Requirement
From the listing below, pull out every line where the string "스튜디오" appears.

The data
_ _ _ _

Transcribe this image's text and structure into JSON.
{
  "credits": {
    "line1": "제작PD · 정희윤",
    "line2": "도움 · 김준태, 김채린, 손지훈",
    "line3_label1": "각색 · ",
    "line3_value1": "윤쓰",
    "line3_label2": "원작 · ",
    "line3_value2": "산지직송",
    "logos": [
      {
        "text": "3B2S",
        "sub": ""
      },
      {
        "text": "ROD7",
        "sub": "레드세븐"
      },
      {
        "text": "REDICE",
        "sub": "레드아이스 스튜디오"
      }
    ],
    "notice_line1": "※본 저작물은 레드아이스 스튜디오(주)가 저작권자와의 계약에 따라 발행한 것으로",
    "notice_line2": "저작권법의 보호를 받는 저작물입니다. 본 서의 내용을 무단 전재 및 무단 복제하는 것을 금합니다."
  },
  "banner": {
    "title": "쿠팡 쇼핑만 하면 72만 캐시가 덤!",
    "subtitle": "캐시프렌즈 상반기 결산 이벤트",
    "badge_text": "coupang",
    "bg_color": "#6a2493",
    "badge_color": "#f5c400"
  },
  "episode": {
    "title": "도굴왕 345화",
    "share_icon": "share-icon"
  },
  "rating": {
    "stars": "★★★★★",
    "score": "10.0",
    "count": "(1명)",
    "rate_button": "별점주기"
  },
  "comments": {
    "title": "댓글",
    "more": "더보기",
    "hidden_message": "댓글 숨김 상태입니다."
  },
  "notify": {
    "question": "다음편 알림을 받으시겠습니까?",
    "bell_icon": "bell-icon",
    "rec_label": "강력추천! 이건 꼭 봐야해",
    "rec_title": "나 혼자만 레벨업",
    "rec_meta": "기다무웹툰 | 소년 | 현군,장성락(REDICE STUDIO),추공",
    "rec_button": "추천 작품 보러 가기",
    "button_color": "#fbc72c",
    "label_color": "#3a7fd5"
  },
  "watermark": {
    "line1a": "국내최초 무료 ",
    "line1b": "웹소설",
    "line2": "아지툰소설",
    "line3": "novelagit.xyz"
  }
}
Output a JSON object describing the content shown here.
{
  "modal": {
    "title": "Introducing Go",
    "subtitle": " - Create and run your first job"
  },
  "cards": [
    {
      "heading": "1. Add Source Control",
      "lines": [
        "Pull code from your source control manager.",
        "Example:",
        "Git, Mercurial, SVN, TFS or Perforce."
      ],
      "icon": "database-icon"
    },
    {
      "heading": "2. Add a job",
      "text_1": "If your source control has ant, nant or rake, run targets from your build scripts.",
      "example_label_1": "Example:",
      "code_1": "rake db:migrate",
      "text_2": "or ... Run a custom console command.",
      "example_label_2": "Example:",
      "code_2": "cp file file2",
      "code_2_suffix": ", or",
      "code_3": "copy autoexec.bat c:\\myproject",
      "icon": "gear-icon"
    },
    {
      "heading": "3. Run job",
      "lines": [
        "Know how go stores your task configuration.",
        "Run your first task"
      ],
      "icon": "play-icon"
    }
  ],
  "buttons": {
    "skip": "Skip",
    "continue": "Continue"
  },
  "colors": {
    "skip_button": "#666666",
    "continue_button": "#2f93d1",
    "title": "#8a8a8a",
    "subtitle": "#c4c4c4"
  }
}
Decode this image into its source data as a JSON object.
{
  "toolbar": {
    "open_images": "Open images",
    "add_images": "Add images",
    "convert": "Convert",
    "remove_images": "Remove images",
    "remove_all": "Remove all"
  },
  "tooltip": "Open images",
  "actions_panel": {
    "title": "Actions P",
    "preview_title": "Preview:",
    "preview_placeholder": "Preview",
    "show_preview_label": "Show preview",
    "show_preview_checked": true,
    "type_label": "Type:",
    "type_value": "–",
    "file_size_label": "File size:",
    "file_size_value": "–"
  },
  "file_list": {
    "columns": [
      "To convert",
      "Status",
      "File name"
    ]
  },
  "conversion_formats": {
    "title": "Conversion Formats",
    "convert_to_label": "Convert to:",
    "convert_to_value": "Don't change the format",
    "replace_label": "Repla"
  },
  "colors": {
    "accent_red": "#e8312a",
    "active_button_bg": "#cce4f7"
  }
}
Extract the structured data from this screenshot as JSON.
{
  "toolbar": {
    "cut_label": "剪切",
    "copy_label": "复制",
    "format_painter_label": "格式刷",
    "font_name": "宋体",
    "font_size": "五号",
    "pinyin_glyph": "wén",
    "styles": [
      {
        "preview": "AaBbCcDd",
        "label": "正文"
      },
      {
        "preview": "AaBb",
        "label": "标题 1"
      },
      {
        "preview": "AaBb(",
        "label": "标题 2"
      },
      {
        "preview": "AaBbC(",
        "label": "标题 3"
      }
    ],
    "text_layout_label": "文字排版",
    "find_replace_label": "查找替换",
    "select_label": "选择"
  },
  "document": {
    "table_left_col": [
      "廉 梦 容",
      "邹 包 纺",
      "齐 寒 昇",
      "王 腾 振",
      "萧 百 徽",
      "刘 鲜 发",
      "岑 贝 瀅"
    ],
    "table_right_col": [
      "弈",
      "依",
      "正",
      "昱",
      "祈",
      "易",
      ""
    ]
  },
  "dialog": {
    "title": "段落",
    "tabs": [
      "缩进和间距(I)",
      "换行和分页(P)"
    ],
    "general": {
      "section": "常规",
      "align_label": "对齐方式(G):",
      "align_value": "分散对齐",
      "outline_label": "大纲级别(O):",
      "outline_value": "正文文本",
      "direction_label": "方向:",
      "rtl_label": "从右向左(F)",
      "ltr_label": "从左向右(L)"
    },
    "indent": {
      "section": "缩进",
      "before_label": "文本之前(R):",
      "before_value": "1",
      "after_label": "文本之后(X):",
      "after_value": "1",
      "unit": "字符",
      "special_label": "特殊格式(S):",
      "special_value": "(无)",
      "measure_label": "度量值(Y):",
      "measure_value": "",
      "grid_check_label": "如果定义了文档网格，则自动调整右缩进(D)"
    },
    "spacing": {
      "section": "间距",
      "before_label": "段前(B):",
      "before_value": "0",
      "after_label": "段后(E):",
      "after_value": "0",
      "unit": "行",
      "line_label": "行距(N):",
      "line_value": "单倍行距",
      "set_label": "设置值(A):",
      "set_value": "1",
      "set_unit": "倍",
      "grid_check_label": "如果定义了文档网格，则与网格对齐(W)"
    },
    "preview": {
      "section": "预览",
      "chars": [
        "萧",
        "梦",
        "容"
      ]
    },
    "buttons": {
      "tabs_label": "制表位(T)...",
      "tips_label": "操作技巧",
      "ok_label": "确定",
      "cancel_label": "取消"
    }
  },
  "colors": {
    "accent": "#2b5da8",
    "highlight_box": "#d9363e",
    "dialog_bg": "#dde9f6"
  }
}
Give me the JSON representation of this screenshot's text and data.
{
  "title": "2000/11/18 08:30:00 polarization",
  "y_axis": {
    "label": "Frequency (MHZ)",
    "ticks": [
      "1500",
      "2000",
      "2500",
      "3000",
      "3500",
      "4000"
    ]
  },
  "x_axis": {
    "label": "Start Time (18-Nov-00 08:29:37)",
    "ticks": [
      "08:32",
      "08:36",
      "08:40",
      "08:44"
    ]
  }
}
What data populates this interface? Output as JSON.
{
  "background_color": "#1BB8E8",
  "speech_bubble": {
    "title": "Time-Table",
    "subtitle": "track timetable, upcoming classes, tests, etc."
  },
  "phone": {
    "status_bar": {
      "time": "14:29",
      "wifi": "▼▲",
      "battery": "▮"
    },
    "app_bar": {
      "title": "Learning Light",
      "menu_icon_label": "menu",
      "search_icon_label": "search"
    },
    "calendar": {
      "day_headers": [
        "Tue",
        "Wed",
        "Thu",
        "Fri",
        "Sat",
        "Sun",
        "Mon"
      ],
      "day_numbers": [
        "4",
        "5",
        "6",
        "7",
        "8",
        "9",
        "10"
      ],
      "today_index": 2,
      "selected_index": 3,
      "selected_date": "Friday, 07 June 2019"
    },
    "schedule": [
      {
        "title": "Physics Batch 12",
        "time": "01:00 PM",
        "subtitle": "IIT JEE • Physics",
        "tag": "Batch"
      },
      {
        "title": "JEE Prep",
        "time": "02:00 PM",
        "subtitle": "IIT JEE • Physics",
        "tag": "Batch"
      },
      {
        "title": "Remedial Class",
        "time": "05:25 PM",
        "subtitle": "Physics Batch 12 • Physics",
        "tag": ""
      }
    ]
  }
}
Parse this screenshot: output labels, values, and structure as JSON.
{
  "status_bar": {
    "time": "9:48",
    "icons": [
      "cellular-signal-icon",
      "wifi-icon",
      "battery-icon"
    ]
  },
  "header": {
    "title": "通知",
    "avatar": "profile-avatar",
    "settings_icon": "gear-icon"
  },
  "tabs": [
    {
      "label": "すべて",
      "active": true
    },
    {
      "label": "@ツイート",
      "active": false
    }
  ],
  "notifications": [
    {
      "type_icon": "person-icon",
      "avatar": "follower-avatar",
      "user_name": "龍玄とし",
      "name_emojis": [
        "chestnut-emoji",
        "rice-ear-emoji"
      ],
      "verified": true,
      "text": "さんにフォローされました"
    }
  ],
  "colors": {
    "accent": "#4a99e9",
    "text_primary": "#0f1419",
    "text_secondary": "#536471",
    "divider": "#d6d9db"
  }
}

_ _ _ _

Solution for this task
        "sub": "레드아이스 스튜디오"
    "notice_line1": "※본 저작물은 레드아이스 스튜디오(주)가 저작권자와의 계약에 따라 발행한 것으로",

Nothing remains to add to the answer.